## What the exercise asks
Filter the entries below down to the lines that hold "JSON".

## Task input
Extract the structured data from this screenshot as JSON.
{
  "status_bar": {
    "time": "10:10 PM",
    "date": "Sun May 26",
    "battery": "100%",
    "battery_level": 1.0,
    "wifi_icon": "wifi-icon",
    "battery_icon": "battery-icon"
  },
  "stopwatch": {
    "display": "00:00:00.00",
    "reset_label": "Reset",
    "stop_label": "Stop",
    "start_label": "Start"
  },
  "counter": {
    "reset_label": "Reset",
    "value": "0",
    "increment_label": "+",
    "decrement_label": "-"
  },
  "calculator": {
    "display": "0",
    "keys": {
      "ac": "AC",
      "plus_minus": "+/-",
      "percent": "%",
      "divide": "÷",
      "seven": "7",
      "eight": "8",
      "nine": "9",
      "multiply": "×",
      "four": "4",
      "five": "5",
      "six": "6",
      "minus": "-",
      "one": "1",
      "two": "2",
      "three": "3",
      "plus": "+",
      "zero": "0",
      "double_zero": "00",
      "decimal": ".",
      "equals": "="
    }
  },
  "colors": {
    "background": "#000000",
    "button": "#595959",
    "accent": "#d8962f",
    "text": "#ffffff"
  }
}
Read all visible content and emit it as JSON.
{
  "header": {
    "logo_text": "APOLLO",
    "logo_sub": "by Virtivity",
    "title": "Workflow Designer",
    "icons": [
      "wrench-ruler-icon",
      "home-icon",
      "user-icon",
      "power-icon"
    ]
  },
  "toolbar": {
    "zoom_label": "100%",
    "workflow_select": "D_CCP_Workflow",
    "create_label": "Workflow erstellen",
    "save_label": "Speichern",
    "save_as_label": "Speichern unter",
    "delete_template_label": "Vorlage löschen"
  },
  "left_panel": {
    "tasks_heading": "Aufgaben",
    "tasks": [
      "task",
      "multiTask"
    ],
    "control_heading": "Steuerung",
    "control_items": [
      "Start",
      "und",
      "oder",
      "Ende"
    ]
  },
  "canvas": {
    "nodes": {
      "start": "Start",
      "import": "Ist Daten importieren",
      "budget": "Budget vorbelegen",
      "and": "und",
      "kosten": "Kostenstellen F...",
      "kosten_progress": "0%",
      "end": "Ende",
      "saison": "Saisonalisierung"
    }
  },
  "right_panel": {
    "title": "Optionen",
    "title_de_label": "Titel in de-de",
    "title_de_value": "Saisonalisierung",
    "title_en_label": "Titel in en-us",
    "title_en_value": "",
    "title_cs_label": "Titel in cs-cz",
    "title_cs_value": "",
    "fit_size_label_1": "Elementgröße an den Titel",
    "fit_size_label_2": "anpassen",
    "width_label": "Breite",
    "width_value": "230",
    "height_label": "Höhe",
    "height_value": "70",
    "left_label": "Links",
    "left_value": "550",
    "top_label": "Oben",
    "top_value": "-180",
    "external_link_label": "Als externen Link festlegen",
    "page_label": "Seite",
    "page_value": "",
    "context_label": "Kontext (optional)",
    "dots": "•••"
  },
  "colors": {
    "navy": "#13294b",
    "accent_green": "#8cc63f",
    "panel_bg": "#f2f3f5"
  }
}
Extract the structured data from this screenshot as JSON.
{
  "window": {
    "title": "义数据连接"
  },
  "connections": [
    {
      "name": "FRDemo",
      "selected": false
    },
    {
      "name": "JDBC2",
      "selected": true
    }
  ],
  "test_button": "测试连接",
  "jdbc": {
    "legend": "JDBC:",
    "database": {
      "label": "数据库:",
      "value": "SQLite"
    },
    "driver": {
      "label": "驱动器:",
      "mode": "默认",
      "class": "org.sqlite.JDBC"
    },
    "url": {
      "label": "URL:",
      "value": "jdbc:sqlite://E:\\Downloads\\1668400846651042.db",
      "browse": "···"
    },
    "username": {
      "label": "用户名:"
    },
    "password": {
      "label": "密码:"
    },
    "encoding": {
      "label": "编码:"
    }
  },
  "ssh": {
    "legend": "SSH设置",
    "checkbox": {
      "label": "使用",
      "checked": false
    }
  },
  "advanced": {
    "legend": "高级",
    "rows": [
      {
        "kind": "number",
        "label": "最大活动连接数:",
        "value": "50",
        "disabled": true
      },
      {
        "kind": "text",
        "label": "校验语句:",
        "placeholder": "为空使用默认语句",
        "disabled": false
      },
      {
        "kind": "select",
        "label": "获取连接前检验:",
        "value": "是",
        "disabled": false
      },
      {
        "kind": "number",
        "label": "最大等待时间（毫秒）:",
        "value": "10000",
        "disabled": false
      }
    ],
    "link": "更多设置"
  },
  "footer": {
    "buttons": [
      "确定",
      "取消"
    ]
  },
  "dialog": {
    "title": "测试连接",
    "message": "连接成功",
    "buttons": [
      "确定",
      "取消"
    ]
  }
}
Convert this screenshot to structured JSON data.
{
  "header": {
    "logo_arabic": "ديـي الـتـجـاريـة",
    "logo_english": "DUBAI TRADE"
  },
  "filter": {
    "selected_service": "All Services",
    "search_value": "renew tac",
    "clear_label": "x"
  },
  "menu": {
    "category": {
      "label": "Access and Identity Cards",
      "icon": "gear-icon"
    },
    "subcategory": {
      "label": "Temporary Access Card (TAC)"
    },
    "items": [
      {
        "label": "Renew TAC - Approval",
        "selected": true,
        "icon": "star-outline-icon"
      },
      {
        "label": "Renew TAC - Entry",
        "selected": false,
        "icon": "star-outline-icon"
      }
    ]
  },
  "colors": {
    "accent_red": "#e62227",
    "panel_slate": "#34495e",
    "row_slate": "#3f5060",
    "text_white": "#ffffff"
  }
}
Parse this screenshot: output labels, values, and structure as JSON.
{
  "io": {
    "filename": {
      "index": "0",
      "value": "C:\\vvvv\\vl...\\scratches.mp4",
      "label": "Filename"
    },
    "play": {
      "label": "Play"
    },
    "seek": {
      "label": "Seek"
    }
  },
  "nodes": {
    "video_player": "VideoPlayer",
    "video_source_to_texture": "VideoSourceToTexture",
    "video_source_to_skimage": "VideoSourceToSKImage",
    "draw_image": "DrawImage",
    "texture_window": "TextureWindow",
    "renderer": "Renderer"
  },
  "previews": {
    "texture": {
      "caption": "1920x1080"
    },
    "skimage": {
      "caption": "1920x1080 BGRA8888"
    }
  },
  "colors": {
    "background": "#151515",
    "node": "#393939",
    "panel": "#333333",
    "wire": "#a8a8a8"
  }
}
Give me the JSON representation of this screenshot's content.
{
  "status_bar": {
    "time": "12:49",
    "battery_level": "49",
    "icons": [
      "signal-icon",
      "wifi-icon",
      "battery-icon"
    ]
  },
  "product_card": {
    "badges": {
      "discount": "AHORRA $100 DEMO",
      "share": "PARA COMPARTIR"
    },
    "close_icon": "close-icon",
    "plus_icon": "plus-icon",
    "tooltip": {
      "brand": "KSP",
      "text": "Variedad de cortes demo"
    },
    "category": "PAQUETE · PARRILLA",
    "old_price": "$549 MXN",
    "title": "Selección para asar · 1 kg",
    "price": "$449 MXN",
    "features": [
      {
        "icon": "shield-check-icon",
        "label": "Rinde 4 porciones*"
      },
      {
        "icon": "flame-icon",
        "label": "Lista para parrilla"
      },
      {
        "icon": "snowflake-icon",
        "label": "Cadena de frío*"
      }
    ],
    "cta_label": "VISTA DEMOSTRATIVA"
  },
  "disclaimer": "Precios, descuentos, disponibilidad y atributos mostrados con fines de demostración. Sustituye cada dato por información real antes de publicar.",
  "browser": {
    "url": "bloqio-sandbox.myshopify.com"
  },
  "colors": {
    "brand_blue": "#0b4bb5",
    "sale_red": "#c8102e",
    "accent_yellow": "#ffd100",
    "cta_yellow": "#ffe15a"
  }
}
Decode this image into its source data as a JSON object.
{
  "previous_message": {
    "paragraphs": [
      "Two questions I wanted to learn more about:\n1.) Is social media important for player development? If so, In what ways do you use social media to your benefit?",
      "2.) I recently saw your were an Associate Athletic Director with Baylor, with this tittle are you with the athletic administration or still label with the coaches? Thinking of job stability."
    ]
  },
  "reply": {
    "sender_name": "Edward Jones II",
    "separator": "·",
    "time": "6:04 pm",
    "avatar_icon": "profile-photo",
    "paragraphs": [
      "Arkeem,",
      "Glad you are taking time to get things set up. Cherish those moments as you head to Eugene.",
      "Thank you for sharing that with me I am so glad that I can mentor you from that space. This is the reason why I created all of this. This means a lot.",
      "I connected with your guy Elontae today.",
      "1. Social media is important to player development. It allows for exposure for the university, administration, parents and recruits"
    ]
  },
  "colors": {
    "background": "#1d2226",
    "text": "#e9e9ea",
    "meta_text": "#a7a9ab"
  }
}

## Written response
Extract the structured data from this screenshot as JSON.
Read all visible content and emit it as JSON.
Extract the structured data from this screenshot as JSON.
Convert this screenshot to structured JSON data.
Parse this screenshot: output labels, values, and structure as JSON.
Give me the JSON representation of this screenshot's content.
Decode this image into its source data as a JSON object.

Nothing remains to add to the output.